Savastano Gets The Last Word
Merrimack scoreboard operator and audio guru John Savastano was at his best last Saturday when visiting Maine fans began to chant, “Let’s Go Maine!”
Savastano flashed a message on the scoreboard that prompted many a chuckle: “SHUT UP”
The long-time Merrimack supporter, whose brother Rick performs the public address duties, has been known to play the sound of jets taking off when the Warriors face Air Force.
His funniest addition to the Volpe Complex ambience hasn’t been heard in recent years, perhaps the sign of Merrimack’s improving teams. In the past when a game has just gone down the tubes, Savastano played the sound of a flushing toilet.
They Did A Brain Scan And Couldn’t Find A Thing
Maybe it was the adrenaline rush of having made a school-record 60 saves to tie Boston College, but goaltender Mike Johnson uttered a sentiment that may have been as rare as his performance.
“I wouldn’t mind running into these guys again,” he said, causing a few blinks of surprise and perhaps mental note that he needed some oxygen. “I think we can beat them if we play our style and they play theirs. We match up decently.
“We know they’re a talented team and everybody knows that we’re not as talented as they are overall. We just got to beat them with hard work. That’s the only way you can beat a talented team, by outworking them on the offensive and defensive end.”

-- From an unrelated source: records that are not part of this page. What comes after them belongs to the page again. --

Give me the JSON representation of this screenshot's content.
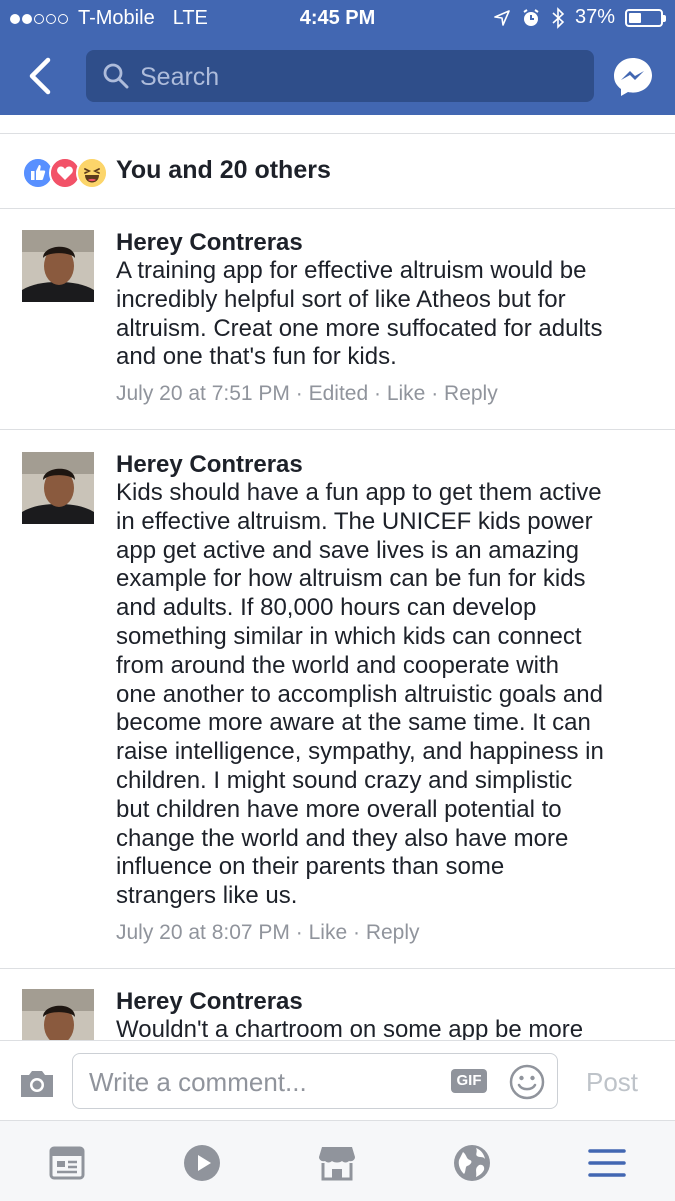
{
  "status_bar": {
    "carrier": "T-Mobile",
    "network": "LTE",
    "time": "4:45 PM",
    "battery": "37%"
  },
  "nav": {
    "search_placeholder": "Search"
  },
  "reactions": {
    "summary": "You and 20 others"
  },
  "comments": [
    {
      "author": "Herey Contreras",
      "lines": [
        "A training app for effective altruism would be",
        "incredibly helpful sort of like Atheos but for",
        "altruism. Creat one more suffocated for adults",
        "and one that's fun for kids."
      ],
      "timestamp": "July 20 at 7:51 PM",
      "edited": "Edited",
      "like": "Like",
      "reply": "Reply"
    },
    {
      "author": "Herey Contreras",
      "lines": [
        "Kids should have a fun app to get them active",
        "in effective altruism. The UNICEF kids power",
        "app get active and save lives is an amazing",
        "example for how altruism can be fun for kids",
        "and adults. If 80,000 hours can develop",
        "something similar in which kids can connect",
        "from around the world and cooperate with",
        "one another to accomplish altruistic goals and",
        "become more aware at the same time. It can",
        "raise intelligence, sympathy, and happiness in",
        "children. I might sound crazy and simplistic",
        "but children have more overall potential to",
        "change the world and they also have more",
        "influence on their parents than some",
        "strangers like us."
      ],
      "timestamp": "July 20 at 8:07 PM",
      "like": "Like",
      "reply": "Reply"
    },
    {
      "author": "Herey Contreras",
      "lines": [
        "Wouldn't a chartroom on some app be more"
      ]
    }
  ],
  "composer": {
    "placeholder": "Write a comment...",
    "gif_label": "GIF",
    "post_label": "Post"
  },
  "colors": {
    "brand_blue": "#4267b2",
    "search_bg": "#2f4e8a",
    "meta_gray": "#90949c"
  },
  "tabs": [
    "news-feed-icon",
    "video-icon",
    "marketplace-icon",
    "notifications-globe-icon",
    "menu-icon"
  ]
}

That confidence may well come in handy. If the Minutemen make the playoffs, they’ll almost certainly be facing Boston College.
Last week’s question asked, who is the youngest player in Hockey East this year?
The answer is sophomore sensation Anthony Aquino of Merrimack, who despite his youth ranks third in Hockey East scoring. If he doesn’t rack up some postseason honors, something is rotten in the state of Denmark.
Jeff Cox was the first with the correct answer and his cheer is:
“Lets Go Merrimack! Go Warriors!”
This week’s question asks: what Boston-area school does UMass-Amherst hold the best all-time record against? (Cambridge, Brookline and Chestnut Hill are considered to be in the Boston area. North Andover and Lowell are not.)
Hint: You may need to think beyond the usual boundaries.
Send your answers or wild guesses to Dave Hendrickson.
Thanks to Michael Kobylanski for his assistance.